What happened next: Saltalamacchia sought help from a sports psychologist, who eventually helped him get over his ailment. He returned to the big leagues after he was traded to the Boston Red Sox in 2010. Since 2014 he has played for the Miami Marlins and the Arizona Diamondbacks. He was signed by the Detroit Tigers in December 2015.
In his first two years with the Dallas Cowboys, Nick Folk was extremely accurate, missing just seven field goals. But in 2009, his third year, he missed 10 kicks in just 14 games before getting cut by Dallas. The final straw was this 24-yard kick against the New Orleans Saints. With the Cowboys up by seven points and a little more than two minutes to go, a conversion might have put the game out of reach. Instead, he doinked it.
What happened next: Folk was signed by the New York Jets and has been better each year since missing nine kicks in 2010. It turns out that Folk didn't necessarily have a case of the yips, he had a misdiagnosed torn labrum in his right hip. This season Folk made 13 of 16 before being put on injured reserve.
Steve Blass was a consistent pitcher for the Pittsburgh Pirates from 1966 to '72, and he was even an All-Star in 1972. In the 1971 World Series against the Baltimore Orioles, he pitched a complete-game four-hitter in Game 7, helping the Pirates to a 2-1 victory. After the 1972 season, however, his ERA rose to above nine as he lost his ability to control his pitches, and he walked 84 batters in 88.2 innings.
What happened next: He didn't bounce back after that disastrous 1973 campaign, and he retired in 1974. After he finished playing, he joined the Pirates TV and radio broadcast in 1983.
Chuck Knoblauch began his career in Minnesota and quickly established himself as one of the best fielding second basemen in the game. In 1991 he was named the American League Rookie of the Year, and he eventually became a four-time All-Star with the Twins. In 1998 he went to the Yankees, and that's where the fielding issues began. They peaked in June 2000, when he made three throwing errors in six innings before taking himself out of a game against the White Sox.
What happened next: He returned to second base briefly, but never regained his throwing accuracy. He was moved to the outfield and designated hitter for the remaining two years of his career, including New York's World Series run in 2000.
On April 12, 1999, David Duval appeared on the cover of SI with the headline "David Duval is on Fire." At one point he was the No. 1 player in the world, battling against a young Tiger Woods. In 2001 he won his first major—the British Open. But the following year his game started to fall apart, so he decided to take a break from professional golf.
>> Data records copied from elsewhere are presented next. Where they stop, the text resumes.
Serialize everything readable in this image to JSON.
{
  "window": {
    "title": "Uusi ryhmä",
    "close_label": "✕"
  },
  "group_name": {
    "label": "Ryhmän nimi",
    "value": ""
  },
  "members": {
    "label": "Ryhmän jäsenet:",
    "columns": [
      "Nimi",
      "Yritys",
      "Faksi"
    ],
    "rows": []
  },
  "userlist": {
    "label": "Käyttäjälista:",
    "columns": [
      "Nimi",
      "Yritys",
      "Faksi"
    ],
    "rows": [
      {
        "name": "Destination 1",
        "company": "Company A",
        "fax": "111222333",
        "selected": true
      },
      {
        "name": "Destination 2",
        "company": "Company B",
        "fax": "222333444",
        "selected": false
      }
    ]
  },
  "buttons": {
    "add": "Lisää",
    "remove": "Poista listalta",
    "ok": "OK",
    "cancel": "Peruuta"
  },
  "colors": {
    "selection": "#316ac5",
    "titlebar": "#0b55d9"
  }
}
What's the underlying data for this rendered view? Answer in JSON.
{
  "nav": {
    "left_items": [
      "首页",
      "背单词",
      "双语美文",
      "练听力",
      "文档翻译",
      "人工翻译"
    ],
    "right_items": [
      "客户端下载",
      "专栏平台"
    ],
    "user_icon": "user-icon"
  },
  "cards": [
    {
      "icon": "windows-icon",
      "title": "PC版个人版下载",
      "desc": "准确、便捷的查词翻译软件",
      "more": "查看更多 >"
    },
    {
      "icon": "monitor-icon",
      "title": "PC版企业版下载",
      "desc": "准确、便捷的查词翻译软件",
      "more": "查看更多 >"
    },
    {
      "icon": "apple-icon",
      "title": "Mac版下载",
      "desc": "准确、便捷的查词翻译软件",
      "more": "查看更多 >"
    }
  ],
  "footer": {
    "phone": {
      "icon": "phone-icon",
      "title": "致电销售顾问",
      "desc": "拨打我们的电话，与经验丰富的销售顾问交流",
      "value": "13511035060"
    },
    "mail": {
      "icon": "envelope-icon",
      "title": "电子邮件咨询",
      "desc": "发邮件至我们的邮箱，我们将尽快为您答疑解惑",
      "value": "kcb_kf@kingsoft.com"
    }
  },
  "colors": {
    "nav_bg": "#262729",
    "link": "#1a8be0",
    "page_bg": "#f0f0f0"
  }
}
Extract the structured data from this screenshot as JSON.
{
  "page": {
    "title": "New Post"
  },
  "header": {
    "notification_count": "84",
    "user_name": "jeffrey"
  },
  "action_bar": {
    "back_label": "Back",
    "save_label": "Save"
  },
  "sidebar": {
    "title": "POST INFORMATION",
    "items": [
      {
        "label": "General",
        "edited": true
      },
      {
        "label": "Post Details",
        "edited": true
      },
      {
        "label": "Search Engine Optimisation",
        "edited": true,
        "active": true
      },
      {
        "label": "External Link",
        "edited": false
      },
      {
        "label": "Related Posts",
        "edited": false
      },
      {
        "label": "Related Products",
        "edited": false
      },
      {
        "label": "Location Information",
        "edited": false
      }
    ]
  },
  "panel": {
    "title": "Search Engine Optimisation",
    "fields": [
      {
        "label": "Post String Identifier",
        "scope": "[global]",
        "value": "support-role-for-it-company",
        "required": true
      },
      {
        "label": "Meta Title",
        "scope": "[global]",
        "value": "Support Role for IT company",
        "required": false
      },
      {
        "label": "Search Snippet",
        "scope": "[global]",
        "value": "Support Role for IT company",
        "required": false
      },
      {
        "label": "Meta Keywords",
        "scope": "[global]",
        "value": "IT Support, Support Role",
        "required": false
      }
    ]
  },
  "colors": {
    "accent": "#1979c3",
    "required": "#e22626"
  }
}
What happened next: Duval attempted to make a comeback in 2004, but he never built any momentum. He played in the 2004 U.S. Open, but missed the cut after shooting 25 over par. He has not won a PGA tournament since that 2001 British Open win.
It's definitely too early to tell if Walsh has the yips, but that kick against the Seahawks certainly is the type of play that could haunt a career.